I am a coach, would be happy to talk here or off list.
chris @ jbvcoaching . com
I would say the difference between hiring a coach and riding like hell is how much difficulty you're having in achieving your goals. People usually don't hire a coach when they're flying or winning with ease. They hire a coach when some obstacle gets thrown into the mix (trying to break thru to the next level, a job, kids) and need help in overcoming that.
Keep in mind, because a guy races fast doesn't make him a coach. I am not saying it can't happen but you would be better off IMO looking at a guy that coaches full time and makes a living at it. I think Chris Mayhew really understands cross and how to get fast.
I hired a coach for two seasons, and saw no improvement in my results.

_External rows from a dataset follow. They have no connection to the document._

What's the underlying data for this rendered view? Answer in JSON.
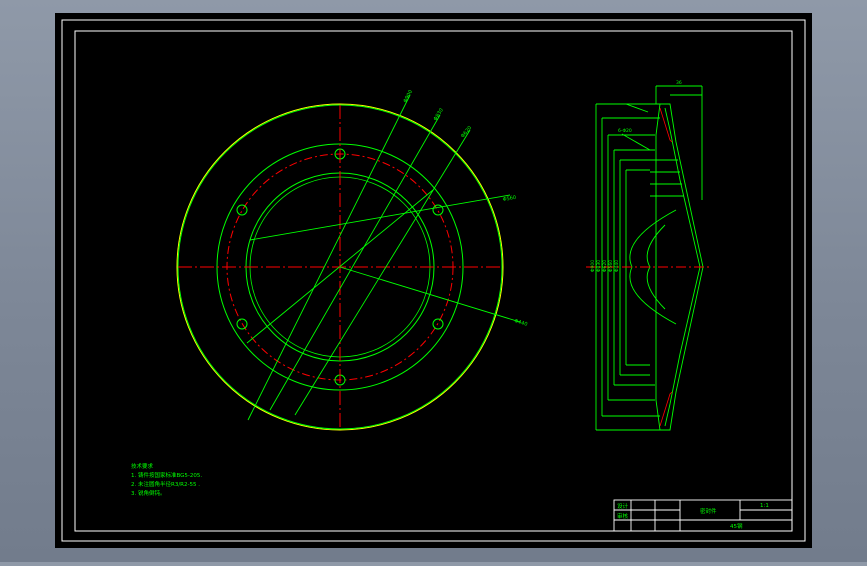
{
  "colors": {
    "background": "#7d8797",
    "sheet": "#000000",
    "border": "#ffffff",
    "geometry": "#00ff00",
    "centerline": "#ff0000",
    "hidden_line": "#ffff00",
    "dimension_text": "#00ff00"
  },
  "drawing": {
    "technical_requirements": {
      "title": "技术要求",
      "items": [
        "1. 铸件按国家标准BG5-205.",
        "2. 未注圆角半径R3/R2-55 .",
        "3. 锐角倒钝。"
      ]
    },
    "title_block": {
      "part_name": "密封件",
      "scale": "1:1",
      "material": "45钢",
      "row_label_1": "设计",
      "row_label_2": "审核"
    },
    "dimension_labels": {
      "plan_view": [
        "Φ900",
        "Φ830",
        "Φ620",
        "Φ560",
        "Φ440"
      ],
      "section_view_top": "36",
      "section_view_stack": [
        "Φ900",
        "Φ830",
        "Φ620",
        "Φ560",
        "Φ440"
      ],
      "section_view_note": "6-Φ20"
    }
  }
}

two seasons or two years? my big takeaway from coaching is that fitness is cumulative and consistency matters. i could see using a coach for a few months to lay a foundation, get through a plateau, or help structure a training program - but I wouldn't expect a step function improvement in fitness or results in a short amount of time, especially during the actual race season when recovery is a key element. coaches aren't magic - real improvement takes a lot of time and work, some trial and error too, and I see the the coach's role as making that time and work as efficient as possible based on one's goals.
the best thing I did for my fitness *this year* was to have some physiological testing done at the end of my 'cross season (December) *last year* - my coach took that data, so he knew exactly what he was working with. i laid out my goals for the year. he built a plan. we started training for real in mid-January with an eye on the Fall. I gave lots of feedback. we communicated often. I learned a ton along the way, including how to be patient. real noticeable improvement came in May/June and progress continued through the summer. health issues have kept me from racing cx year - really bummed about that, but i have a new level of fitness to build on for next year.
bottom line: don't get a coach and expect miracles. be methodical, have patience and give your coach a chance to find the right recipe for results.
You didn't have a good coach.
I suggest Russel Cree from Upper Echelon Fitness out of Portland, OR. I've done clinics with him and he works with a staff of very strong local talent. I think Adam Myerson also provides coaching services, and he's regularly among the stronger Cat A/Pro race finishers nationally.
If nothing else, a coach can advise you *how* to best train with the available time and resources, addressing workouts, diet, rest, etc.